By Debby Woodin
JOPLIN, Mo. —
While summer brings sun and fun for most kids, it also can bring hunger.
That’s why the Ozarks Food Harvest, based in Springfield, has decided it will pick up where school meals leave off with a new Summer Sacks feeding program.
The food bank will provide 10,000 sacks of food to programs that care for area children who are at risk of going hungry. It will begin in late May and continue through the second week of August. The sacks will go out in addition to the food bank’s annual summer food program for children.
“When school ends this month, so do free school lunches,” said Bart Brown, CEO of Ozarks Food Harvest, in a statement. “We want the children we serve not to worry about their next meal this summer so they can enjoy being a kid. As part of our strategic plan, we’ve pledged to provide more meals to at-risk children and this is one way we will accomplish this.”
The Summer Sacks program will provide 60,000 meals in Southwest Missouri.
The bags will be distributed to six sites where children in need receive nutrition.
In this area, the sacks will go to:
• The Boys & Girls Club of Southwest Missouri for children in Jasper and Newton counties.
• The Ozarks Food Harvest mobile food pantry in Carthage to serve River Street Food Pantry clients.
• About Our Kids in Lamar to serve children in the Barton County area.
Food sacks also will be distributed in Springfield and Greene County. Totaled, the food bank will distribute enough sacks to feed about 800 children.
“It is an honor for the Boys & Girls Club of Southwest Missouri to pass through these wonderful snack sacks to our children,” said Rhonda Gorham, executive director of the center. “It is a very much-needed resource for our families.”
Gorham said nearly three-fourths of the children who will come to the club this summer receive free or reduced-price lunches.
There are 300 children ages 6 to 18 enrolled in the club’s summer program. They receive breakfast, lunch and a snack at the club. “This will ensure that our kids will have something healthy and easy to prepare during the weekend,” she said of Summer Sacks.
About Our Kids, also called AOK, serves 35 children in its after-school program. The children also are taught about nutrition, resisting alcohol and drugs, and other educational lessons.
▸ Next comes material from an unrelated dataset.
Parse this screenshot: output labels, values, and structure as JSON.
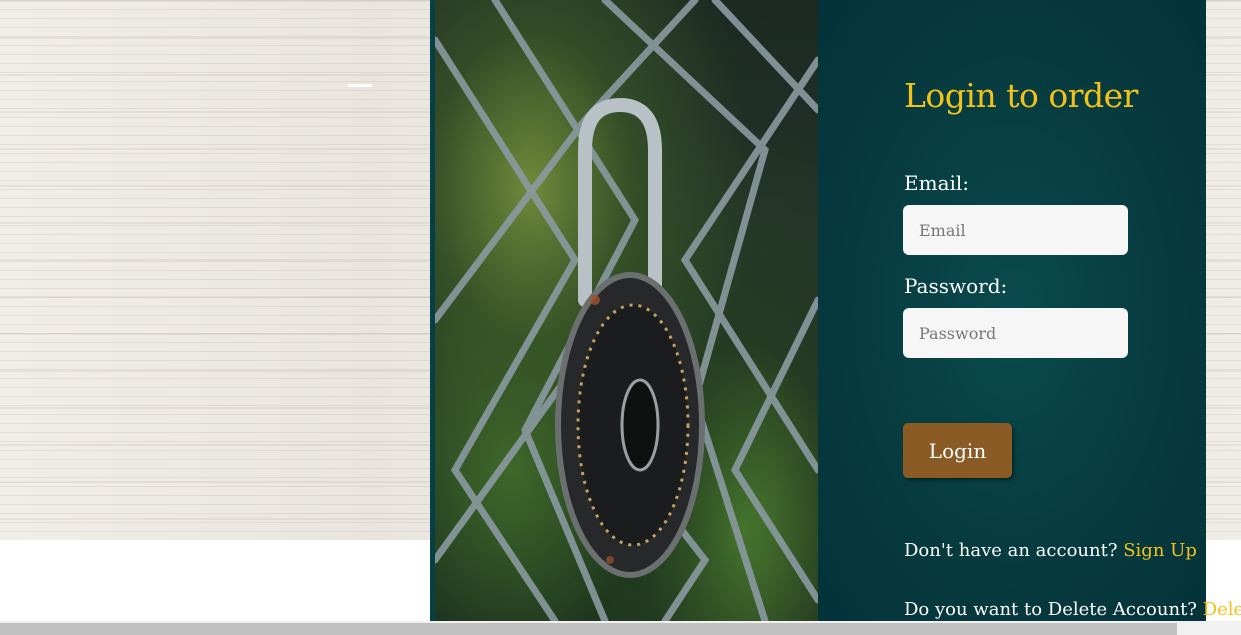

Ozark Food Harvest’s regular summer food program is provided at 16 sites in eight counties in the southwest and southern parts of Missouri, where about one-fourth of children, or about 60,000, is estimated to be at risk of going without food at night or on weekends.
Summer feeding sites in this area are at Steadley Elementary School and the Fair Acres YMCA at Carthage, at Diamond Elementary School, and at Monett and Cassville YMCAs, in addition to the Boys and Girls Club in Joplin and at the AOK in Lamar.
AOK recently was named one of 60 winners of $20,000 grants by the corporate office of Wal-Mart in a Fighting Hunger Together campaign.
Both the Boys and Girls Club in Joplin and AOK were nominated for the campaign. Winners were decided by the number of votes received on a Facebook site.
AOK’s executive director, Jerod Morey, had said last month that if the Lamar program won a grant, it would be used to pay for meals for teenagers and to buy a new refrigerator and hand-washing sink for the kitchen at Nathan’s Place, where the AOK program is housed.
The number of Joplin School District students in need of weekend food doubled after the 2011 tornado. The Joplin Schools Foundation’s Snack Pack program, which provides food for low-income elementary school pupils to take home on weekends, increased from approximately 300 to 600 this year.